Jane Haukoos of Alden, Minnesota, learned rosemaling through community ed classes and she now teaches classes herself. She has been rosemaling for about 40 years and has taught hundreds of students. When painting, she prefers to work from a pattern rather than trying anything freehand and most often paints in the American Rogaland style. The closest she has come to trying Telemark style is on a plate she painted using a Telerogaland pattern–a combination of Telemark and Rogaland styles. She likes how it isn’t as symmetrical, giving it a more free-style look despite being made with a flowered-pattern.
Lisa Severance of Utica, Minnesota, has been rosemaling for about 30 years. She never took a class, rather learned some of the basics from a book and looks up styles and ideas on Pinterest. She says, “I’ve never quite tried to figure out what type of style mine is exactly. I think its closer to the Rogaland style which is very symmetrical. I guess it’s more Americanized.” Severance prefers to do a freehand design and usually starts by painting a basecoat of the background color before using a chalk pencil to outline her design. She paints with acrylic paints because of an allergy to the oil paints and has done several locally commissioned pieces. She prefers to paint on wooden plates but has also painted clay flower pots, wooden chairs, and other objects. As she says, “Basically if I can paint on it, I’ll try it.”
One of the more unique items she has painted are Adirondack chairs. She has rosemaled a chair for each of the last few years for a local windsurfing regatta fundraising auction. A couple of the chairs are now as far away as Florida and North Carolina. Lisa explains that “each one of those chairs is a little piece of me” because she created the designs herself.
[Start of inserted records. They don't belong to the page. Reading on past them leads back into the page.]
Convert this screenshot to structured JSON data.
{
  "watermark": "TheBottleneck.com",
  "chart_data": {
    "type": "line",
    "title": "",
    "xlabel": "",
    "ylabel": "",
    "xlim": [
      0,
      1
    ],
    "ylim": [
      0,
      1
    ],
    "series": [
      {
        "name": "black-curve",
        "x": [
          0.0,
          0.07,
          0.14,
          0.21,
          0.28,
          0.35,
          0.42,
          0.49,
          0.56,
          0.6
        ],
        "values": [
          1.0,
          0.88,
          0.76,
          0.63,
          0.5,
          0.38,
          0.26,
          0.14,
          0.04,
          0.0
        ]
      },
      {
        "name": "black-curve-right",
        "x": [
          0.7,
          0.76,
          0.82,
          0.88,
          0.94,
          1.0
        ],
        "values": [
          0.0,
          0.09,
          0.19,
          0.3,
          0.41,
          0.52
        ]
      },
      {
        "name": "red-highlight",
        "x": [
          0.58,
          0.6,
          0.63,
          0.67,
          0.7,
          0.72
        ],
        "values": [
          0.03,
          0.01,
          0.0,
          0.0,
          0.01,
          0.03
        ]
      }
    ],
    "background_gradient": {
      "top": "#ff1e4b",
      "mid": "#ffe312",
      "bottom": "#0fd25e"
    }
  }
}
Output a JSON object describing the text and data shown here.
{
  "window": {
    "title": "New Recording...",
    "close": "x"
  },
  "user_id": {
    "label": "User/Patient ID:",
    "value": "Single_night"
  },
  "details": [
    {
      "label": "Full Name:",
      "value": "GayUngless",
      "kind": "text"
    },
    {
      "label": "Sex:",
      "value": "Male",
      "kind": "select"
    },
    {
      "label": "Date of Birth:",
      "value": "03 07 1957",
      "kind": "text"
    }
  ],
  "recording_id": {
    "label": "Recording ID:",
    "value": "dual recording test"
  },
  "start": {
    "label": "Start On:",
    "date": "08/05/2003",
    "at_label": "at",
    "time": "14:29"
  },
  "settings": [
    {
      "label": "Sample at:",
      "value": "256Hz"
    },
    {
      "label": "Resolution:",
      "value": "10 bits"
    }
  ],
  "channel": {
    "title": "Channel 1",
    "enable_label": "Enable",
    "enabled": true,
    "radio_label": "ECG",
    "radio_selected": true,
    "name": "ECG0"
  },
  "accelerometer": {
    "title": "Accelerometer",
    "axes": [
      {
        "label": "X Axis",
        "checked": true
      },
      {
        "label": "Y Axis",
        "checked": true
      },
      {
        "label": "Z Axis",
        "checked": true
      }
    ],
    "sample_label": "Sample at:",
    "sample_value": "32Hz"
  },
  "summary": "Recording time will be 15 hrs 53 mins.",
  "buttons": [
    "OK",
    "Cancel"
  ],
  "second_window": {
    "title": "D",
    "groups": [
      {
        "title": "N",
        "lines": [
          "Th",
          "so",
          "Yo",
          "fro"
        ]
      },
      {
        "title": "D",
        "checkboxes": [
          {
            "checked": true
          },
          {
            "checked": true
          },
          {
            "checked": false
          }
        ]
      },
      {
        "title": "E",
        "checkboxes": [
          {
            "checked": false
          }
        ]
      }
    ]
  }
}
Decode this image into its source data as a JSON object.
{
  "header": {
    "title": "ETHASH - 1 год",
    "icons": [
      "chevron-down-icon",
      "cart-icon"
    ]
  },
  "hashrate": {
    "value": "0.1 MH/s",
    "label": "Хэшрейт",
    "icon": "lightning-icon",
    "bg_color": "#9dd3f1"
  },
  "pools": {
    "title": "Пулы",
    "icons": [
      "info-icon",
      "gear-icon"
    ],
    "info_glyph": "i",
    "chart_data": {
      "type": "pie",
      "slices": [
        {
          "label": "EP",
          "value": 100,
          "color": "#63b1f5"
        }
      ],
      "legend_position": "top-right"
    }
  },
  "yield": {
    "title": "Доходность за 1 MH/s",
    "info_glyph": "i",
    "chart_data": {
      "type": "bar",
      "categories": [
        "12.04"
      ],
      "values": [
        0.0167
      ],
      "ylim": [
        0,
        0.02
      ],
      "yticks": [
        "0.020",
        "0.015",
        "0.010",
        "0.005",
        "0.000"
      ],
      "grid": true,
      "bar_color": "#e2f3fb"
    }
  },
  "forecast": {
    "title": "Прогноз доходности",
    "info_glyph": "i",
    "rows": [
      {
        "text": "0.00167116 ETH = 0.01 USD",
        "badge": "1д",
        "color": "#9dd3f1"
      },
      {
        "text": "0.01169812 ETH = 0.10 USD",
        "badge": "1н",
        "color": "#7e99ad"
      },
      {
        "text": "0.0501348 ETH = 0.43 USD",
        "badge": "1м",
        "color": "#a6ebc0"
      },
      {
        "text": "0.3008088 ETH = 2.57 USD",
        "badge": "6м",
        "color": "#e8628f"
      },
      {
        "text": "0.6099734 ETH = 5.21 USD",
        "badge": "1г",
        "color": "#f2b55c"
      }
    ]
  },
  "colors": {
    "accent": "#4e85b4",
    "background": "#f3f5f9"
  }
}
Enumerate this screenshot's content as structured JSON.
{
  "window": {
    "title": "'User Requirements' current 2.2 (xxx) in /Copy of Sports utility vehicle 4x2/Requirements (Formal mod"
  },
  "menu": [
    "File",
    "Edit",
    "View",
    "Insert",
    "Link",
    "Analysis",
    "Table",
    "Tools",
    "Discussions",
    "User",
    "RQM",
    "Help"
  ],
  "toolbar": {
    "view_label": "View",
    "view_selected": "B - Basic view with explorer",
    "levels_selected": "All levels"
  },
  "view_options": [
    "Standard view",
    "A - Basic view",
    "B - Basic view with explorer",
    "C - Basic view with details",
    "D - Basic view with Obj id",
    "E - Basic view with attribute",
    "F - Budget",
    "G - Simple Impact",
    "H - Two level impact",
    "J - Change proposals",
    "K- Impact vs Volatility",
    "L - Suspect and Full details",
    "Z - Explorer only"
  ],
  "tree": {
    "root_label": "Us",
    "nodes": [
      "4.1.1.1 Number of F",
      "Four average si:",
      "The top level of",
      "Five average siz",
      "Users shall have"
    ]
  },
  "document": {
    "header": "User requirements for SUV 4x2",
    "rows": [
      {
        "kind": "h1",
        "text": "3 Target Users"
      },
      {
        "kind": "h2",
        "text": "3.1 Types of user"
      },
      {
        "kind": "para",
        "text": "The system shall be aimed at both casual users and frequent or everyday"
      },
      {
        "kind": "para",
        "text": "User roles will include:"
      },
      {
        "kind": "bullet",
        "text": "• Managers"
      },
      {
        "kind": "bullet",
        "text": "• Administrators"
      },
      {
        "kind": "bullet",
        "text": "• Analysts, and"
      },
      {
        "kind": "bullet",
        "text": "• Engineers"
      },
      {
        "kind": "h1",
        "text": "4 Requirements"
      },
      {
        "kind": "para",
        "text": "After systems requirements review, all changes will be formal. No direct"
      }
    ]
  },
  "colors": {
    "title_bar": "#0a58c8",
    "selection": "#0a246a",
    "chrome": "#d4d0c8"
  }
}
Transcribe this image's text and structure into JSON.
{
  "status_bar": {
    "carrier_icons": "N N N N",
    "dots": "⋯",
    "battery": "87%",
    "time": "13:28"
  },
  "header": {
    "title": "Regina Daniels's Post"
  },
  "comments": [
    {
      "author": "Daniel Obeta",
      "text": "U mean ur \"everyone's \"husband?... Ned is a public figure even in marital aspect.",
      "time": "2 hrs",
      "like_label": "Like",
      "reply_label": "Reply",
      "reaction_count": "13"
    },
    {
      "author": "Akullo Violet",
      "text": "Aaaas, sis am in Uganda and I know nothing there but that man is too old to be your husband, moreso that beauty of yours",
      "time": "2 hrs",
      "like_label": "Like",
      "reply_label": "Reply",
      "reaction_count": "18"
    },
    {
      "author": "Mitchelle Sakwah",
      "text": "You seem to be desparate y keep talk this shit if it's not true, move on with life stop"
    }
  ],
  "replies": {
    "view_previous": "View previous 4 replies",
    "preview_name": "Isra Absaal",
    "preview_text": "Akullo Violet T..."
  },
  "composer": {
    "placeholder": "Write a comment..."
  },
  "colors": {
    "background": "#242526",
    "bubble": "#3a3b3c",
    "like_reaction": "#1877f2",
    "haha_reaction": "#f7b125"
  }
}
Mary Koehler first learned to paint in the Rogaland style by reading and re-reading Vi Thode’s Rosemaling–and lots of practice. She has since expanded her repertoire to include Telemark, Gubrandsdal, Valdres, Romsdahl, Oos, and Vest Agder styles. She prefers to stick to traditional colors and paints, usually following a pattern, but occasionally adding her own changes and touches. She started showing pieces and vendoring in 2005 and now rosemals (competing, selling, and teaching) for a living. She established her own business, Norwegian Brush, in 2007 and continues traveling to shows and selling her pieces to Scandinavian gift shops.
To learn more about rosemaling and its practitioners in the Upper Midwest, visit our companion exhibition or one of several other online exhibitions through Recollection Wisconsin, the Stoughton Historical Society, and Wisconsin Folks.
Interested in learning to rosemal? A number of folk schools offer rosemaling classes such as the Milan Village Arts School in Milan, Minnesota; the Vesterheim Folk Art School in Decorah, Iowa; North House Folk School in Grand Marais, Minnesota; and the Duluth Folk School in Duluth, Minnesota. The Wisconsin State Rosemaling Association was founded in Stoughton, Wisconsin, in 1967 and also offers classes and resources, as does the Illinois Norsk Rosemalers’ Association.
Gilmore, Janet. “Mount Horeb’s Oljanna Venden Cunneen. A Norwegian-American Rosemaler ‘on the Edge.’ ARV Nordic Year of Folklore, 2009(65): 25-48.
Martin, Philip N. (1989). Rosemaling in the Upper Midwest: A Story of Region & Revival. Mt. Horeb: Wisconsin Folk Museum.
Nelson, Marion John. (1980). “The Material Culture and Folk Arts of the Norwegians in America.” Perspectives on American Folk Art. New York: W. W. Norton & Co.
Curated by Mirva Johnson